Citation: Bonifácio BV, Vila TVM, Masiero IF, da Silva PB, da Silva IC, de Oliveira Lopes É, dos Santos Ramos MA, de Souza LP, Vilegas W, Pavan FR, Chorilli M, Lopez-Ribot JL and Bauab TM (2019) Antifungal Activity of a Hydroethanolic Extract From Astronium urundeuva Leaves Against Candida albicans and Candida glabrata. Front. Microbiol. 10:2642. doi: 10.3389/fmicb.2019.02642
Received: 24 July 2019; Accepted: 30 October 2019;
Published: 15 November 2019.
Edited by:Mirian A. F. Hayashi, Federal University of São Paulo, Brazil
Reviewed by:Patrick Van Dijck, VIB-KU Leuven Center for Microbiology, Belgium

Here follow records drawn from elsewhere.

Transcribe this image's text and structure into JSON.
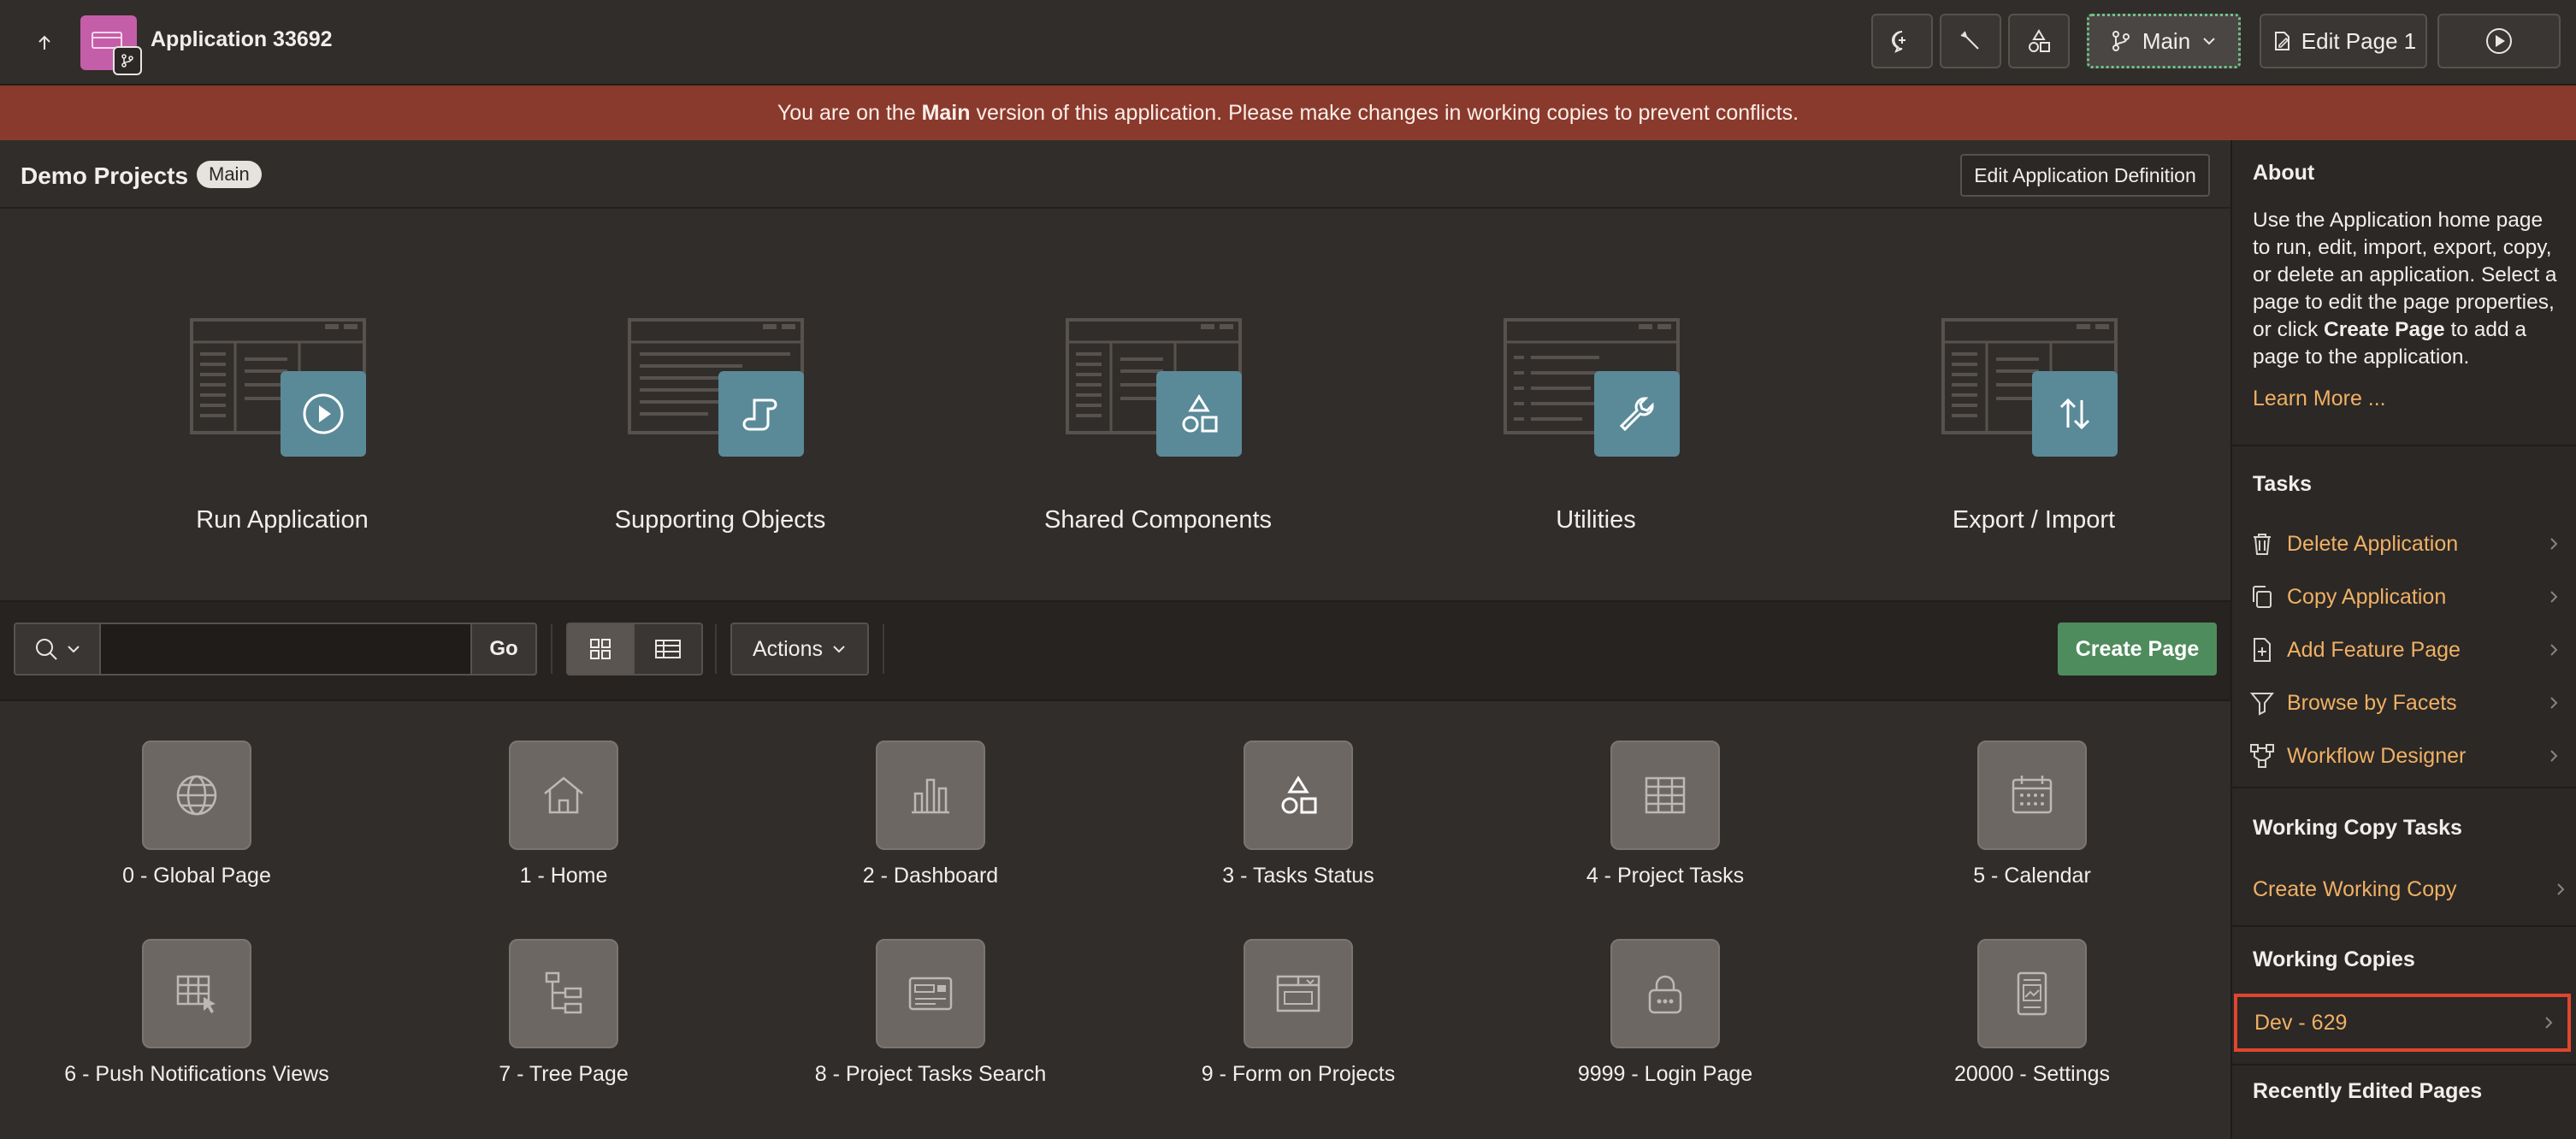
{
  "header": {
    "app_title": "Application 33692",
    "branch_label": "Main",
    "edit_page_label": "Edit Page 1"
  },
  "banner": {
    "prefix": "You are on the ",
    "branch": "Main",
    "suffix": " version of this application. Please make changes in working copies to prevent conflicts."
  },
  "app": {
    "name": "Demo Projects",
    "branch_pill": "Main",
    "edit_definition_label": "Edit Application Definition"
  },
  "tiles": [
    {
      "label": "Run Application",
      "icon": "play-icon"
    },
    {
      "label": "Supporting Objects",
      "icon": "scroll-icon"
    },
    {
      "label": "Shared Components",
      "icon": "shapes-icon"
    },
    {
      "label": "Utilities",
      "icon": "wrench-icon"
    },
    {
      "label": "Export / Import",
      "icon": "up-down-arrows-icon"
    }
  ],
  "toolbar": {
    "search_placeholder": "",
    "go_label": "Go",
    "actions_label": "Actions",
    "create_page_label": "Create Page"
  },
  "pages": [
    {
      "name": "0 - Global Page",
      "icon": "globe-icon"
    },
    {
      "name": "1 - Home",
      "icon": "home-icon"
    },
    {
      "name": "2 - Dashboard",
      "icon": "bar-chart-icon"
    },
    {
      "name": "3 - Tasks Status",
      "icon": "shapes-icon"
    },
    {
      "name": "4 - Project Tasks",
      "icon": "table-icon"
    },
    {
      "name": "5 - Calendar",
      "icon": "calendar-icon"
    },
    {
      "name": "6 - Push Notifications Views",
      "icon": "grid-cursor-icon"
    },
    {
      "name": "7 - Tree Page",
      "icon": "tree-icon"
    },
    {
      "name": "8 - Project Tasks Search",
      "icon": "search-form-icon"
    },
    {
      "name": "9 - Form on Projects",
      "icon": "form-icon"
    },
    {
      "name": "9999 - Login Page",
      "icon": "lock-icon"
    },
    {
      "name": "20000 - Settings",
      "icon": "settings-page-icon"
    }
  ],
  "sidebar": {
    "about_heading": "About",
    "about_text_1": "Use the Application home page to run, edit, import, export, copy, or delete an application. Select a page to edit the page properties, or click ",
    "about_bold": "Create Page",
    "about_text_2": " to add a page to the application.",
    "learn_more": "Learn More ...",
    "tasks_heading": "Tasks",
    "tasks": [
      {
        "label": "Delete Application",
        "icon": "trash-icon"
      },
      {
        "label": "Copy Application",
        "icon": "copy-icon"
      },
      {
        "label": "Add Feature Page",
        "icon": "add-page-icon"
      },
      {
        "label": "Browse by Facets",
        "icon": "filter-icon"
      },
      {
        "label": "Workflow Designer",
        "icon": "workflow-icon"
      }
    ],
    "wc_tasks_heading": "Working Copy Tasks",
    "create_working_copy": "Create Working Copy",
    "working_copies_heading": "Working Copies",
    "working_copy": "Dev - 629",
    "recent_heading": "Recently Edited Pages"
  },
  "colors": {
    "background": "#312d2a",
    "banner": "#8a3a2c",
    "accent_link": "#f0b064",
    "primary_button": "#4f8c5d",
    "tile_icon": "#5a8a98",
    "highlight": "#e0452d"
  }
}
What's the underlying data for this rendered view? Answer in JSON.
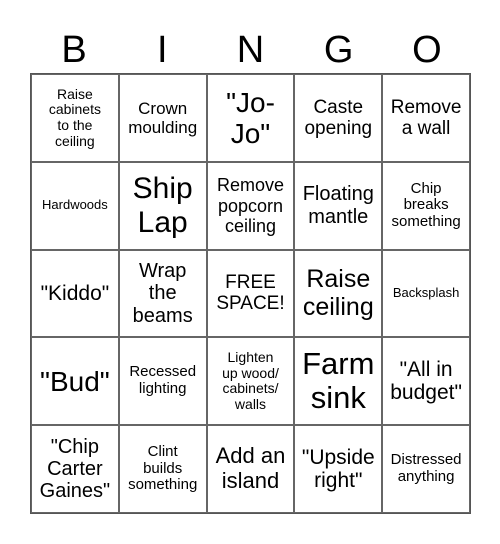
{
  "header": [
    "B",
    "I",
    "N",
    "G",
    "O"
  ],
  "cells": [
    "Raise\ncabinets\nto the\nceiling",
    "Crown\nmoulding",
    "\"Jo-\nJo\"",
    "Caste\nopening",
    "Remove\na wall",
    "Hardwoods",
    "Ship\nLap",
    "Remove\npopcorn\nceiling",
    "Floating\nmantle",
    "Chip\nbreaks\nsomething",
    "\"Kiddo\"",
    "Wrap\nthe\nbeams",
    "FREE\nSPACE!",
    "Raise\nceiling",
    "Backsplash",
    "\"Bud\"",
    "Recessed\nlighting",
    "Lighten\nup wood/\ncabinets/\nwalls",
    "Farm\nsink",
    "\"All in\nbudget\"",
    "\"Chip\nCarter\nGaines\"",
    "Clint\nbuilds\nsomething",
    "Add an\nisland",
    "\"Upside\nright\"",
    "Distressed\nanything"
  ]
}
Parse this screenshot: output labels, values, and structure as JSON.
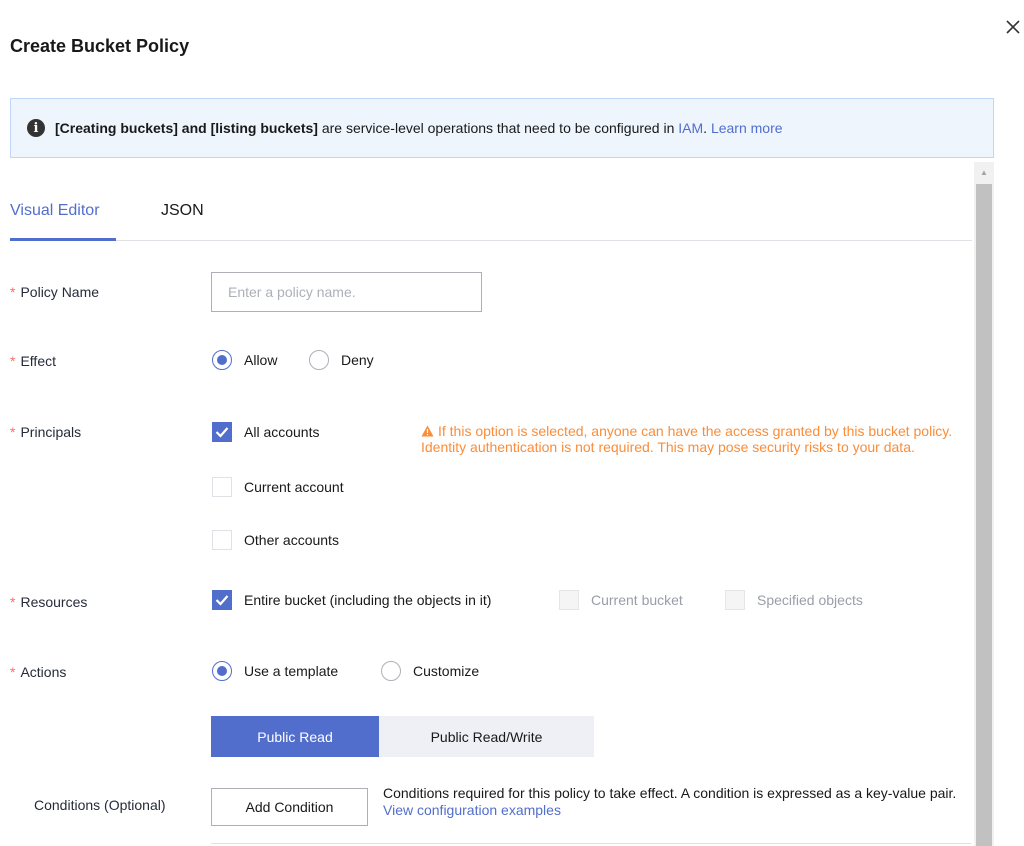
{
  "dialog": {
    "title": "Create Bucket Policy",
    "close_glyph": "×"
  },
  "info": {
    "icon": "info-icon",
    "glyph": "i",
    "bold_text": "[Creating buckets] and [listing buckets]",
    "text": " are service-level operations that need to be configured in ",
    "iam_link": "IAM",
    "period": ".",
    "learn_more": "Learn more"
  },
  "tabs": {
    "visual_editor": "Visual Editor",
    "json": "JSON",
    "active": "Visual Editor"
  },
  "form": {
    "required_mark": "*",
    "policy_name": {
      "label": "Policy Name",
      "placeholder": "Enter a policy name.",
      "value": ""
    },
    "effect": {
      "label": "Effect",
      "allow": "Allow",
      "deny": "Deny",
      "selected": "Allow"
    },
    "principals": {
      "label": "Principals",
      "all_accounts": "All accounts",
      "current_account": "Current account",
      "other_accounts": "Other accounts",
      "checked": [
        "All accounts"
      ],
      "warning": "If this option is selected, anyone can have the access granted by this bucket policy. Identity authentication is not required. This may pose security risks to your data."
    },
    "resources": {
      "label": "Resources",
      "entire_bucket": "Entire bucket (including the objects in it)",
      "current_bucket": "Current bucket",
      "specified_objects": "Specified objects",
      "checked": [
        "Entire bucket (including the objects in it)"
      ]
    },
    "actions": {
      "label": "Actions",
      "use_template": "Use a template",
      "customize": "Customize",
      "selected": "Use a template",
      "templates": [
        "Public Read",
        "Public Read/Write"
      ],
      "active_template": "Public Read"
    },
    "conditions": {
      "label": "Conditions (Optional)",
      "add_button": "Add Condition",
      "description": "Conditions required for this policy to take effect. A condition is expressed as a key-value pair.",
      "examples_link": "View configuration examples"
    }
  },
  "colors": {
    "brand": "#526ecc",
    "required": "#f66f6a",
    "warning": "#fa8d3a",
    "info_bg": "#eef5fd"
  }
}
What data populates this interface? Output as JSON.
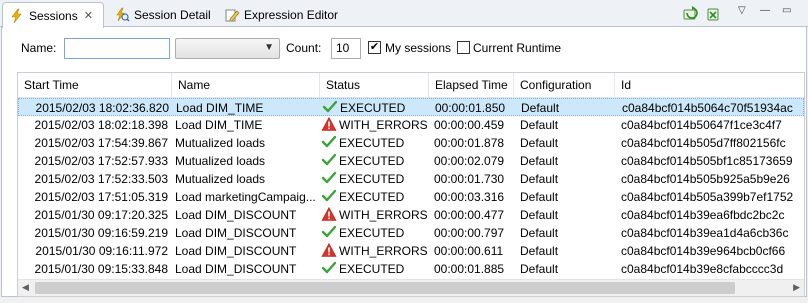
{
  "tabs": [
    {
      "label": "Sessions",
      "icon": "bolt-icon",
      "active": true,
      "closable": true
    },
    {
      "label": "Session Detail",
      "icon": "bolt-search-icon",
      "active": false
    },
    {
      "label": "Expression Editor",
      "icon": "pencil-icon",
      "active": false
    }
  ],
  "toolbar": {
    "refresh_icon": "refresh-icon",
    "purge_icon": "purge-icon",
    "view_menu": "▽",
    "minimize": "—",
    "maximize": "▭"
  },
  "filters": {
    "name_label": "Name:",
    "name_value": "",
    "configuration_value": "",
    "count_label": "Count:",
    "count_value": "10",
    "my_sessions_label": "My sessions",
    "my_sessions_checked": true,
    "current_runtime_label": "Current Runtime",
    "current_runtime_checked": false
  },
  "table": {
    "columns": [
      "Start Time",
      "Name",
      "Status",
      "Elapsed Time",
      "Configuration",
      "Id"
    ],
    "rows": [
      {
        "start": "2015/02/03 18:02:36.820",
        "name": "Load DIM_TIME",
        "status": "EXECUTED",
        "status_type": "ok",
        "elapsed": "00:00:01.850",
        "config": "Default",
        "id": "c0a84bcf014b5064c70f51934ac",
        "selected": true
      },
      {
        "start": "2015/02/03 18:02:18.398",
        "name": "Load DIM_TIME",
        "status": "WITH_ERRORS",
        "status_type": "error",
        "elapsed": "00:00:00.459",
        "config": "Default",
        "id": "c0a84bcf014b50647f1ce3c4f7",
        "selected": false
      },
      {
        "start": "2015/02/03 17:54:39.867",
        "name": "Mutualized loads",
        "status": "EXECUTED",
        "status_type": "ok",
        "elapsed": "00:00:01.878",
        "config": "Default",
        "id": "c0a84bcf014b505d7ff802156fc",
        "selected": false
      },
      {
        "start": "2015/02/03 17:52:57.933",
        "name": "Mutualized loads",
        "status": "EXECUTED",
        "status_type": "ok",
        "elapsed": "00:00:02.079",
        "config": "Default",
        "id": "c0a84bcf014b505bf1c85173659",
        "selected": false
      },
      {
        "start": "2015/02/03 17:52:33.503",
        "name": "Mutualized loads",
        "status": "EXECUTED",
        "status_type": "ok",
        "elapsed": "00:00:01.730",
        "config": "Default",
        "id": "c0a84bcf014b505b925a5b9e26",
        "selected": false
      },
      {
        "start": "2015/02/03 17:51:05.319",
        "name": "Load marketingCampaig...",
        "status": "EXECUTED",
        "status_type": "ok",
        "elapsed": "00:00:03.316",
        "config": "Default",
        "id": "c0a84bcf014b505a399b7ef1752",
        "selected": false
      },
      {
        "start": "2015/01/30 09:17:20.325",
        "name": "Load DIM_DISCOUNT",
        "status": "WITH_ERRORS",
        "status_type": "error",
        "elapsed": "00:00:00.477",
        "config": "Default",
        "id": "c0a84bcf014b39ea6fbdc2bc2c",
        "selected": false
      },
      {
        "start": "2015/01/30 09:16:59.219",
        "name": "Load DIM_DISCOUNT",
        "status": "EXECUTED",
        "status_type": "ok",
        "elapsed": "00:00:00.797",
        "config": "Default",
        "id": "c0a84bcf014b39ea1d4a6cb36c",
        "selected": false
      },
      {
        "start": "2015/01/30 09:16:11.972",
        "name": "Load DIM_DISCOUNT",
        "status": "WITH_ERRORS",
        "status_type": "error",
        "elapsed": "00:00:00.611",
        "config": "Default",
        "id": "c0a84bcf014b39e964bcb0cf66",
        "selected": false
      },
      {
        "start": "2015/01/30 09:15:33.848",
        "name": "Load DIM_DISCOUNT",
        "status": "EXECUTED",
        "status_type": "ok",
        "elapsed": "00:00:01.885",
        "config": "Default",
        "id": "c0a84bcf014b39e8cfabcccc3d",
        "selected": false
      }
    ]
  },
  "colors": {
    "selection": "#cde8fb",
    "ok_check": "#3aa33a",
    "error_triangle": "#d9342b"
  }
}
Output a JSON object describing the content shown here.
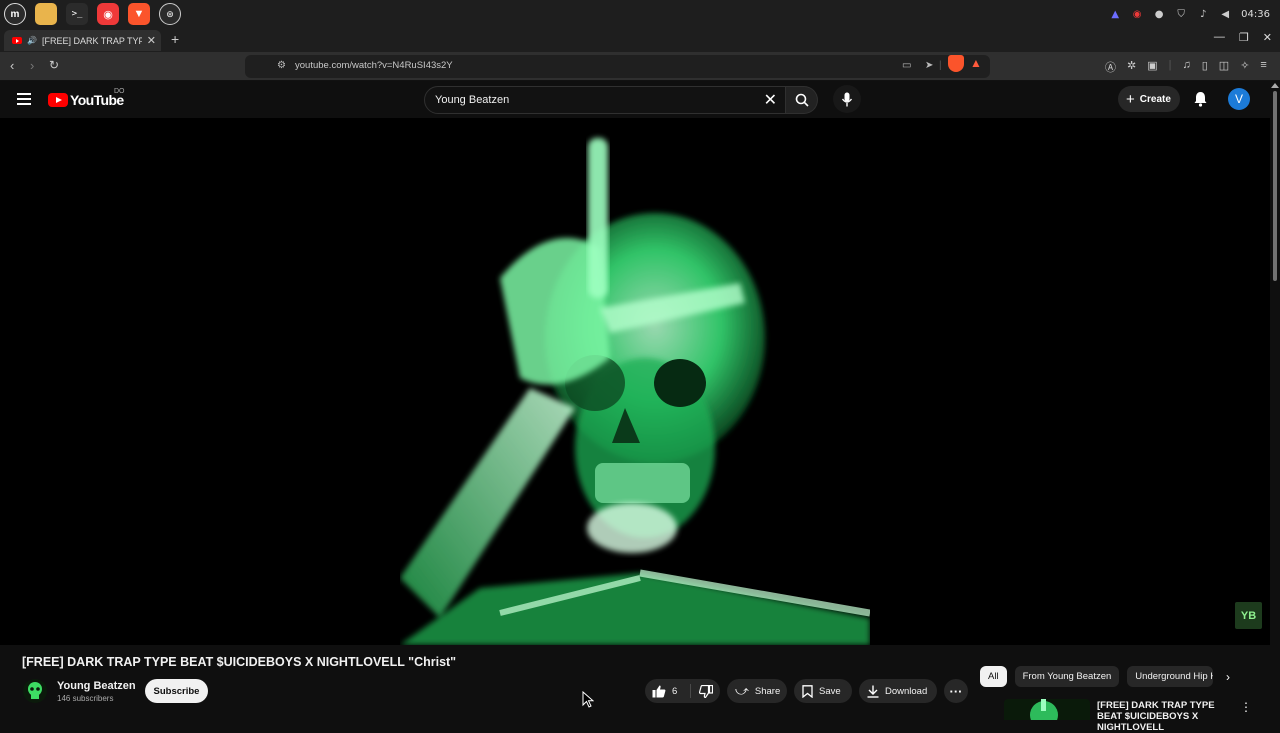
{
  "os": {
    "clock": "04:36",
    "apps": [
      "mint-menu-icon",
      "files-icon",
      "terminal-icon",
      "vivaldi-icon",
      "brave-icon",
      "browser-icon"
    ]
  },
  "browser": {
    "tab_title": "[FREE] DARK TRAP TYPE BEAT $UICIDEBOYS X NIGHTLOVELL \"Christ\"",
    "tab_title_visible": "[FREE] DARK TRAP TYPE B",
    "new_tab": "+",
    "url": "youtube.com/watch?v=N4RuSI43s2Y",
    "brave_reward_count": "1"
  },
  "youtube": {
    "logo_text": "YouTube",
    "logo_sup": "DO",
    "search_value": "Young Beatzen",
    "create_label": "Create",
    "avatar_letter": "V"
  },
  "video": {
    "title": "[FREE] DARK TRAP TYPE BEAT $UICIDEBOYS X NIGHTLOVELL \"Christ\"",
    "watermark": "YB",
    "channel_name": "Young Beatzen",
    "subscribers": "146 subscribers",
    "subscribe_label": "Subscribe",
    "likes": "6",
    "share_label": "Share",
    "save_label": "Save",
    "download_label": "Download"
  },
  "sidebar": {
    "chips": [
      "All",
      "From Young Beatzen",
      "Underground Hip Hop"
    ],
    "rec_title": "[FREE] DARK TRAP TYPE BEAT $UICIDEBOYS X NIGHTLOVELL"
  },
  "colors": {
    "yt_red": "#ff0000",
    "bg": "#0f0f0f",
    "xray_green": "#3cff8a",
    "avatar_blue": "#1c7bd8"
  }
}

Karin Thevissen, KU Leuven, Belgium
Copyright © 2019 Bonifácio, Vila, Masiero, da Silva, da Silva, de Oliveira Lopes, dos Santos Ramos, de Souza, Vilegas, Pavan, Chorilli, Lopez-Ribot and Bauab. This is an open-access article distributed under the terms of the Creative Commons Attribution License (CC BY). The use, distribution or reproduction in other forums is permitted, provided the original author(s) and the copyright owner(s) are credited and that the original publication in this journal is cited, in accordance with accepted academic practice. No use, distribution or reproduction is permitted which does not comply with these terms.
†These authors have contributed equally to this work